A few years ago, when the iPhone first came out, I fell in love with an app called "Molecules." It was easy to use, the images were lovely, and I thought manipulating molecules by touch could help solve some of the problems my students had with using Cn3D.
I was all set to switch.
But I couldn't. When it came to teaching, I needed features that Molecules just didn't have.
To make a long story short, we had an SBIR grant from National Science Foundation and the good fortune to work with Molecules' developer and another brilliant engineer to make a new app called "Molecule World." Molecule World world has the same lovely rendering styles as Molecules plus additional features that I had to have for the classroom.
Looking at the app store, many features in Molecule World are pretty easy to identify. What isn't obvious on the surface are all the changes we made to update the science.
The statistician George Box, is credited with saying that "All models are wrong, but some are useful." What he didn't say is that, over time, models can be improved, and hence become more useful. With some molecular modeling software it's been twenty years or more since the original models were developed, leaving considerable room for improvement. Molecules (1), created in 2008, was based on RasMol (2), which was developed in 1992. Cn3D was first published in 1997 (3).
Both of RasMol and Cn3D had occasional updates. RasMol was last updated in 2009 and Cn3D, was updated to iCn3D in 2016. Nevertheless some of the underlying assumptions were never updated to reflect current scientific knowledge.
I've been happily using molecular modeling modeling programs since 2000, all the while blissfully unaware that hydrophobicity profiles were proliferating. Gone were the days of Kyte and Doolittle (3) when one plot could be drawn to rule them all. People weren't just conjecturing anymore. They were doing actual experiments!
This presented us with a dilemma. Which hydrophobicity profile should we use? As far as I could tell, RasMol and Cn3D were stuck in 1982 with the Kyte and Doolittle profile.
After some agonizing reading, I voted for the scale with the best empircal data. We use the Wimley White whole residue scale for hydrophobicity.
Of course this does confuse students a bit since some of their textbooks still use data from 1982. We're working on that part, too.
Updating the atom size
The other item we updated was the atom size.

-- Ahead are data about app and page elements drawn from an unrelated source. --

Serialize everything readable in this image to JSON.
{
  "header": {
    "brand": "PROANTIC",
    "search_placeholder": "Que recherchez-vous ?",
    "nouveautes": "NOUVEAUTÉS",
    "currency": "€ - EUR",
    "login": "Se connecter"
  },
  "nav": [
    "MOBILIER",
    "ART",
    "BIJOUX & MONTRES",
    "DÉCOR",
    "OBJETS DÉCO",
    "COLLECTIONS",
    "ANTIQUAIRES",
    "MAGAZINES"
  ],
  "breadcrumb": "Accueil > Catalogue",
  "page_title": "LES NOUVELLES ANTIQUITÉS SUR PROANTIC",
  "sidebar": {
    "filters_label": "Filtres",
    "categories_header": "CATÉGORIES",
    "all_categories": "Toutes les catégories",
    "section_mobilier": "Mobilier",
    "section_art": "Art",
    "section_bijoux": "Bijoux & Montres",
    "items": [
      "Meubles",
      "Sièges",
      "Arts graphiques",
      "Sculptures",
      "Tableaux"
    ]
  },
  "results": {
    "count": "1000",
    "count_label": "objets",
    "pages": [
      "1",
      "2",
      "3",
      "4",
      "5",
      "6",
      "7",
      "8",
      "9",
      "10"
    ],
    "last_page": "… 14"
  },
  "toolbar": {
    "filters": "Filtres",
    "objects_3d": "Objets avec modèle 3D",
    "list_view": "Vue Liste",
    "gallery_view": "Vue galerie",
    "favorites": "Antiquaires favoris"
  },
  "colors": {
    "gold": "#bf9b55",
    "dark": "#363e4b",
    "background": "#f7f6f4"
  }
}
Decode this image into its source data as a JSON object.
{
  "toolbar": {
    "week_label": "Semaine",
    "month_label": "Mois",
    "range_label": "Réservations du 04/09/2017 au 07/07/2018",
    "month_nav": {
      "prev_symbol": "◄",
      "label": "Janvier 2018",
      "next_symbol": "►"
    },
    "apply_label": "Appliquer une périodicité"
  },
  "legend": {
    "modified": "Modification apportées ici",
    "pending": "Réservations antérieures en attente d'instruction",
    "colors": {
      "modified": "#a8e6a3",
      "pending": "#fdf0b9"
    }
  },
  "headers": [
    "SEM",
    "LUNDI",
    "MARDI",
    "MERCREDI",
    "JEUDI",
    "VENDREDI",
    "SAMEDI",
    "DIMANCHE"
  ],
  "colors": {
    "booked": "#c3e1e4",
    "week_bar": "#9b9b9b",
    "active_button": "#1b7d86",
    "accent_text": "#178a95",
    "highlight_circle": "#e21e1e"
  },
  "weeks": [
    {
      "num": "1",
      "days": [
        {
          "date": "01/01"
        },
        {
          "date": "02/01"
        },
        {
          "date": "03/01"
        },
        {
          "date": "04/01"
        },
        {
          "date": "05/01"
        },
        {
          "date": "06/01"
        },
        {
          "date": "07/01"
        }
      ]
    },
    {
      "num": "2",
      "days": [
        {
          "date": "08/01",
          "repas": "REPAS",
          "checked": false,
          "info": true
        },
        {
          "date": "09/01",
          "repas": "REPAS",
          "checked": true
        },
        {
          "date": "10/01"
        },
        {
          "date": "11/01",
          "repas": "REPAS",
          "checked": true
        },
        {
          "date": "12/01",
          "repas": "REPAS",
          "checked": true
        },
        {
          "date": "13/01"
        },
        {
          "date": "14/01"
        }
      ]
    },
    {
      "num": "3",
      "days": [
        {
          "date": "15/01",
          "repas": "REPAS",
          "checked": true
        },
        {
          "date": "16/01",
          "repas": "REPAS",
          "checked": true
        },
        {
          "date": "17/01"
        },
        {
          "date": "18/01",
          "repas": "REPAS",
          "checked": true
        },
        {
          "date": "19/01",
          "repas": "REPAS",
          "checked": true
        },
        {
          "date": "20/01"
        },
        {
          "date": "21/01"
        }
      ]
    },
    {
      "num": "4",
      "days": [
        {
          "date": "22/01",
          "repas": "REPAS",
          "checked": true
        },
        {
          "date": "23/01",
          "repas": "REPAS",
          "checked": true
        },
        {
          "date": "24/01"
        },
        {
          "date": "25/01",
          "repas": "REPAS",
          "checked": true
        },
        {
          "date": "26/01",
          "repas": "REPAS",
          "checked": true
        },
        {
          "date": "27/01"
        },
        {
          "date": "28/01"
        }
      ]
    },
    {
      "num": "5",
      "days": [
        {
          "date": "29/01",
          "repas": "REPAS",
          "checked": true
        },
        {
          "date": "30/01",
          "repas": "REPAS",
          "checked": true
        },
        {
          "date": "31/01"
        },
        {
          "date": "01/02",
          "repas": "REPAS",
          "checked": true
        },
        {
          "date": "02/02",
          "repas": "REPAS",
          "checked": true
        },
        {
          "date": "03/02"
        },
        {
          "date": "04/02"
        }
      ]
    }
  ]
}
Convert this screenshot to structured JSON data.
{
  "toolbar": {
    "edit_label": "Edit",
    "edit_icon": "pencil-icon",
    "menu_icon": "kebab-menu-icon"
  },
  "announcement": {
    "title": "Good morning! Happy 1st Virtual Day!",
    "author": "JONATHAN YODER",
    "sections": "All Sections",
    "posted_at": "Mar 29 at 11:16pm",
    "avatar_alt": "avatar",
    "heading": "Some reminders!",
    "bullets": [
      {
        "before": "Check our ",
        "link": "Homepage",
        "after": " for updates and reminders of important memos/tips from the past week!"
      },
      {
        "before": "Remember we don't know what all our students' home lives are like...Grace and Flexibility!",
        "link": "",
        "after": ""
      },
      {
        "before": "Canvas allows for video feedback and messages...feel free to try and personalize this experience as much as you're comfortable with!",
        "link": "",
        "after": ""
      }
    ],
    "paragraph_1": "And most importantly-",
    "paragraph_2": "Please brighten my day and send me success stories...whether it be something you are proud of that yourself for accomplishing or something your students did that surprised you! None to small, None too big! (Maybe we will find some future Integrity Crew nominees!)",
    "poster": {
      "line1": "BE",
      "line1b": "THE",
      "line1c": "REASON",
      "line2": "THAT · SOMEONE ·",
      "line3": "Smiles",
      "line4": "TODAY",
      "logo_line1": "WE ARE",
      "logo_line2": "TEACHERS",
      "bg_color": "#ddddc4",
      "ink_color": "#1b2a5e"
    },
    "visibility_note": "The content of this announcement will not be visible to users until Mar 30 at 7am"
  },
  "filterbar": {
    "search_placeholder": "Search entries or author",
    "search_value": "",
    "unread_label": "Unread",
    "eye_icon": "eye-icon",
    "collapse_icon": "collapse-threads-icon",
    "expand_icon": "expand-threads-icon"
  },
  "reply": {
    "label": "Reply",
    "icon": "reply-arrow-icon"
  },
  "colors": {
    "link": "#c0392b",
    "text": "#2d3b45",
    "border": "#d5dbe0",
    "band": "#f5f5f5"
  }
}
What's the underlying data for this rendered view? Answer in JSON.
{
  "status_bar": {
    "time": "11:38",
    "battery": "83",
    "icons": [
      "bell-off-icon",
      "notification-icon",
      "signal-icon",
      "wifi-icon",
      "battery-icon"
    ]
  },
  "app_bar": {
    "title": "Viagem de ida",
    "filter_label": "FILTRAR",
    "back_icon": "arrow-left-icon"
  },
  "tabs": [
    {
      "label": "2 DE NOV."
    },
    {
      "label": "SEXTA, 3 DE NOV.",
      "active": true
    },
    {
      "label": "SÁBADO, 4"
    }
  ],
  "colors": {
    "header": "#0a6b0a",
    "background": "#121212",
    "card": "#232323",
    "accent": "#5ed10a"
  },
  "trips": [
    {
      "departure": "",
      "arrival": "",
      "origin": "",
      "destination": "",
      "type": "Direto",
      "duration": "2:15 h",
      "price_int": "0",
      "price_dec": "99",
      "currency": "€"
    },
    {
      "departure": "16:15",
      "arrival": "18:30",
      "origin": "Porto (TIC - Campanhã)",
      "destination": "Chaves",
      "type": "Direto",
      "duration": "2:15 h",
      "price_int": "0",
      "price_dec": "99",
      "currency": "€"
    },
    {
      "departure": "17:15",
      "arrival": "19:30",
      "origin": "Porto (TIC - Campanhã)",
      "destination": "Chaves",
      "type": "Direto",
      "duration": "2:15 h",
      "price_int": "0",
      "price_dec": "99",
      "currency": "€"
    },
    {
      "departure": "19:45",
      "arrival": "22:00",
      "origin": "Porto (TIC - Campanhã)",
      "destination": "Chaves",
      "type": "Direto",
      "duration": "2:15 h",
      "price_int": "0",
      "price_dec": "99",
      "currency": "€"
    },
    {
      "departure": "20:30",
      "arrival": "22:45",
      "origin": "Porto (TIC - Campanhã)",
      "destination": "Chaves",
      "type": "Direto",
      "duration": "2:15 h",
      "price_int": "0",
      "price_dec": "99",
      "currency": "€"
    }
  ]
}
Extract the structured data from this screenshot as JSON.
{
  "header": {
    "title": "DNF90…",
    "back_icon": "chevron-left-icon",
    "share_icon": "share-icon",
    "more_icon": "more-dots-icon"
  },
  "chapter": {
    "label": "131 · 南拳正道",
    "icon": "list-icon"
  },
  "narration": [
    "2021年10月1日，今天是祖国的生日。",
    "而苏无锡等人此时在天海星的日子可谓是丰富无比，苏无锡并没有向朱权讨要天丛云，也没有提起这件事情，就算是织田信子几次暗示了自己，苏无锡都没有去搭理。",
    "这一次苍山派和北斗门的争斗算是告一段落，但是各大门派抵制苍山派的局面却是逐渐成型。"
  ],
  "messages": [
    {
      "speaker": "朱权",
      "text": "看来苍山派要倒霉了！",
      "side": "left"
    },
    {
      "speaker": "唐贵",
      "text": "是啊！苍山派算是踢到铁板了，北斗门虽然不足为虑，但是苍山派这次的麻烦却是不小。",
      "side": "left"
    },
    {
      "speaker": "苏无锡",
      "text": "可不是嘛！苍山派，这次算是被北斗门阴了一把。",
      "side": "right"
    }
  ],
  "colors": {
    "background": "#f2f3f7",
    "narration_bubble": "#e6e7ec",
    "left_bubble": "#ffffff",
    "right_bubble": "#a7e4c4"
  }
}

It always bothered me that molecular modeling programs like Cn3D and Molecules drew hydrogens the same size as carbons and oxygens. If you look at a periodic table, you can see that hydrogens have a smaller mass. I strongly felt that hydrogens should be smaller in our drawings as well. Any time we could find empirical data for the diameters of different atoms, we used that data in Molecule World.
Our models are still wrong, as all models are. Since they depend on original data, our models suffer from missing residues, unfound atoms, and the choices researchers make when they interpret their data.
But with new hydrophobicity profiles and empirical atom sizes, our models can be a little less wrong and a little more useful.
- Molecules http://www.sunsetlakesoftware.com/molecules
- Open RasMol: http://www.openrasmol.org/
- Hogue CW. Cn3D: a new generation of three-dimensional molecular structure viewer. Trends Biochem Sci. 1997 Aug; 22(8):314-6. [PubMed PMID: 9270306]
- Kyte J, Doolittle RF. A simple method for displaying the hydropathic character of a protein. J Mol Biol. 1982 May 5;157(1):105-32.
- Wimley White Hydrophobicity Scale - http://blanco.biomol.uci.edu/hydrophobicity_scales.html